* **WHAT IS NEEDED**
The expected output is every entry that follows, reproduced exactly.

* **ENTRIES PROVIDED**
= = = =

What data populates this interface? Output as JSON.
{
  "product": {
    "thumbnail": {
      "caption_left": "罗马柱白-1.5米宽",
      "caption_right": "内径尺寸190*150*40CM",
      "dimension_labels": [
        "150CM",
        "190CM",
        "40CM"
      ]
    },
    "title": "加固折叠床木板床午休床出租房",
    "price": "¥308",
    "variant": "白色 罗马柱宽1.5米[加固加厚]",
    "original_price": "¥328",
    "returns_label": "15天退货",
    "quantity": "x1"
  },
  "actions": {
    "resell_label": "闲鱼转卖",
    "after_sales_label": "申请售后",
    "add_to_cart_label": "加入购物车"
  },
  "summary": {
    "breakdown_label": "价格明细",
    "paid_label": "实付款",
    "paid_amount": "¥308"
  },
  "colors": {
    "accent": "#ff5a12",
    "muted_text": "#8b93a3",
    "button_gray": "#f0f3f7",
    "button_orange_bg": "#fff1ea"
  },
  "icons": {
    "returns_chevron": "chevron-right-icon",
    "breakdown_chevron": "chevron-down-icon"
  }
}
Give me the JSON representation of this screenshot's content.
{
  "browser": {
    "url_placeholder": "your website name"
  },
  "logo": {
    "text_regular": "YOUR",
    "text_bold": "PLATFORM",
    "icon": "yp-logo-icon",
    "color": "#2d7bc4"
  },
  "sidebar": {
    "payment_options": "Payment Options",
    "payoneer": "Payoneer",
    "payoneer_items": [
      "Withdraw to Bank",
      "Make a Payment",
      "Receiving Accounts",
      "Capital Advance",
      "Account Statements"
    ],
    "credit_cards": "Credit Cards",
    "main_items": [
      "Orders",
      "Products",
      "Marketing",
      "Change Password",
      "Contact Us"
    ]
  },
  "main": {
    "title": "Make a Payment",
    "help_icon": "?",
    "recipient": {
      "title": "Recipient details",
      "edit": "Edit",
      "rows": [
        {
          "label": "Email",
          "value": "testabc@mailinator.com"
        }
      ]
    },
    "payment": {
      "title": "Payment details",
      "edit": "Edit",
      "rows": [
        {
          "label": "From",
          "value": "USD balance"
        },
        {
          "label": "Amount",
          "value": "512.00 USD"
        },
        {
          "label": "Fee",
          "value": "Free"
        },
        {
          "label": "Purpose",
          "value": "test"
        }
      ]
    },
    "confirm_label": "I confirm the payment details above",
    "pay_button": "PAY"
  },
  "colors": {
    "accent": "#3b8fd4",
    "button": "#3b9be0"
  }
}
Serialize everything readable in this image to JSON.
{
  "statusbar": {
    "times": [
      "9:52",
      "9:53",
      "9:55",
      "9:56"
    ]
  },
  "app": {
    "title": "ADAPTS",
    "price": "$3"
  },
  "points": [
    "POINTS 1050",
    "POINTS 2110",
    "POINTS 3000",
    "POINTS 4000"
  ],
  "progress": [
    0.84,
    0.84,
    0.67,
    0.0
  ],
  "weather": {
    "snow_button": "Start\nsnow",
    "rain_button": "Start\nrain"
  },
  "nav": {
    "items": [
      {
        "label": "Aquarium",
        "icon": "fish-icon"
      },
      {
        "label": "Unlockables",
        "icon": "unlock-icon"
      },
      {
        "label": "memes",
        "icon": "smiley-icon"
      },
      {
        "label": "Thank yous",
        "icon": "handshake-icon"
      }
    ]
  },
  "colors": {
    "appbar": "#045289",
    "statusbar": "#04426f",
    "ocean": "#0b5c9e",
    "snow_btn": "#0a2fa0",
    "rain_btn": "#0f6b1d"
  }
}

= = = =

* **OUTPUT BELOW**
What data populates this interface? Output as JSON.
{
  "product": {
    "thumbnail": {
      "caption_left": "罗马柱白-1.5米宽",
      "caption_right": "内径尺寸190*150*40CM",
      "dimension_labels": [
        "150CM",
        "190CM",
        "40CM"
      ]
    },
    "title": "加固折叠床木板床午休床出租房",
    "price": "¥308",
    "variant": "白色 罗马柱宽1.5米[加固加厚]",
    "original_price": "¥328",
    "returns_label": "15天退货",
    "quantity": "x1"
  },
  "actions": {
    "resell_label": "闲鱼转卖",
    "after_sales_label": "申请售后",
    "add_to_cart_label": "加入购物车"
  },
  "summary": {
    "breakdown_label": "价格明细",
    "paid_label": "实付款",
    "paid_amount": "¥308"
  },
  "colors": {
    "accent": "#ff5a12",
    "muted_text": "#8b93a3",
    "button_gray": "#f0f3f7",
    "button_orange_bg": "#fff1ea"
  },
  "icons": {
    "returns_chevron": "chevron-right-icon",
    "breakdown_chevron": "chevron-down-icon"
  }
}
Give me the JSON representation of this screenshot's content.
{
  "browser": {
    "url_placeholder": "your website name"
  },
  "logo": {
    "text_regular": "YOUR",
    "text_bold": "PLATFORM",
    "icon": "yp-logo-icon",
    "color": "#2d7bc4"
  },
  "sidebar": {
    "payment_options": "Payment Options",
    "payoneer": "Payoneer",
    "payoneer_items": [
      "Withdraw to Bank",
      "Make a Payment",
      "Receiving Accounts",
      "Capital Advance",
      "Account Statements"
    ],
    "credit_cards": "Credit Cards",
    "main_items": [
      "Orders",
      "Products",
      "Marketing",
      "Change Password",
      "Contact Us"
    ]
  },
  "main": {
    "title": "Make a Payment",
    "help_icon": "?",
    "recipient": {
      "title": "Recipient details",
      "edit": "Edit",
      "rows": [
        {
          "label": "Email",
          "value": "testabc@mailinator.com"
        }
      ]
    },
    "payment": {
      "title": "Payment details",
      "edit": "Edit",
      "rows": [
        {
          "label": "From",
          "value": "USD balance"
        },
        {
          "label": "Amount",
          "value": "512.00 USD"
        },
        {
          "label": "Fee",
          "value": "Free"
        },
        {
          "label": "Purpose",
          "value": "test"
        }
      ]
    },
    "confirm_label": "I confirm the payment details above",
    "pay_button": "PAY"
  },
  "colors": {
    "accent": "#3b8fd4",
    "button": "#3b9be0"
  }
}
Serialize everything readable in this image to JSON.
{
  "statusbar": {
    "times": [
      "9:52",
      "9:53",
      "9:55",
      "9:56"
    ]
  },
  "app": {
    "title": "ADAPTS",
    "price": "$3"
  },
  "points": [
    "POINTS 1050",
    "POINTS 2110",
    "POINTS 3000",
    "POINTS 4000"
  ],
  "progress": [
    0.84,
    0.84,
    0.67,
    0.0
  ],
  "weather": {
    "snow_button": "Start\nsnow",
    "rain_button": "Start\nrain"
  },
  "nav": {
    "items": [
      {
        "label": "Aquarium",
        "icon": "fish-icon"
      },
      {
        "label": "Unlockables",
        "icon": "unlock-icon"
      },
      {
        "label": "memes",
        "icon": "smiley-icon"
      },
      {
        "label": "Thank yous",
        "icon": "handshake-icon"
      }
    ]
  },
  "colors": {
    "appbar": "#045289",
    "statusbar": "#04426f",
    "ocean": "#0b5c9e",
    "snow_btn": "#0a2fa0",
    "rain_btn": "#0f6b1d"
  }
}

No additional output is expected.